It was 6:40 a.m. on July 30, 2010 on a country road in southwest Ohio. A young man was in a 2002 Ford Mustang heading to work. Sky conditions were dark with the sun still 10 degrees below the horizon. As he came around a corner and headed down a hill, there was a vehicle ahead of him. It seemed to be going slow and then he realized that it was stopped across from a house on the right. He slowed down and eased to the right to go past. But, just as he passed by, there was a flash of light directly ahead of him and his stuck something. On stopping, he realized that it was a person. That person had been standing right alongside the stopped Ford Bronco.







​                                           200 ft                                                              100 ft 
The individual was lost in the glare of the Bronco’s headlights. How do you go about calculating the glare influence? All the components are available: headlamp intensity pattern from both vehicles, road profile, age of the Mustang driver, location of the pedestrian and reflectance of the pedestrian’s clothing. By carefully analyzing the headlamp intensity maps for both vehicles, it is possible to calculate the luminance (brightness) of the glare field that surrounds each headlamp and compare it to the luminance of the pedestrian’s clothing within the illumination field cast by the Mustang’s headlamps.

The General Disability Glare Equation published by the Congress Internationale de l’ Élairage (CIE) can be used to determine that veiling luminance as a function of angle from the glare source(s) to the gaze point. That equation takes the form:




Where Lv is the veiling glare, Θ is the angle from gaze point to glare source, Age is the viewer’s age in years and p is the viewer’s eye pigmentation (running from 0 to dark and 1.2 to very light).

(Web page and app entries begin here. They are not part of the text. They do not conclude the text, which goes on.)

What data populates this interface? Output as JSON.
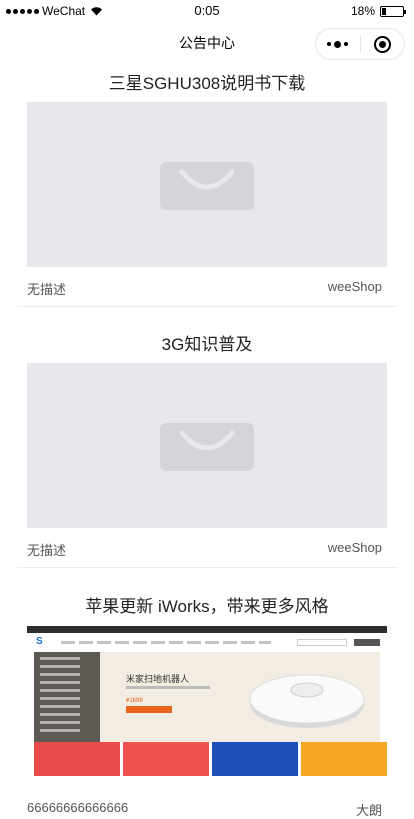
{
  "status_bar": {
    "carrier": "WeChat",
    "time": "0:05",
    "battery_percent": "18%",
    "battery_level": 0.18
  },
  "nav": {
    "title": "公告中心"
  },
  "articles": [
    {
      "title": "三星SGHU308说明书下载",
      "description": "无描述",
      "source": "weeShop"
    },
    {
      "title": "3G知识普及",
      "description": "无描述",
      "source": "weeShop"
    },
    {
      "title": "苹果更新 iWorks，带来更多风格",
      "description": "66666666666666",
      "source": "大朗"
    }
  ],
  "mini_site": {
    "logo": "S",
    "banner_title": "米家扫地机器人",
    "banner_price": "¥1699"
  },
  "colors": {
    "placeholder_bg": "#e7e8eb",
    "placeholder_icon": "#d4d5d9",
    "promo_colors": [
      "#e94b4b",
      "#ef5350",
      "#1f4fb8",
      "#f5a623"
    ]
  }
}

To determine the luminance of the pedestrian’s clothing, identify the rays from the striking car’s headlamps and either measure their intensities. Determine where those rays strike the pedestrian’s clothing and thence the reflectance of the clothing at those points. From those values, the luminance of the areas under analysis can be determined by:



Compare the total luminance of the pedestrian to the total luminance of the glare fields to determine pedestrian luminance is high enough to see through the glare fields.

To learn more, download this paper: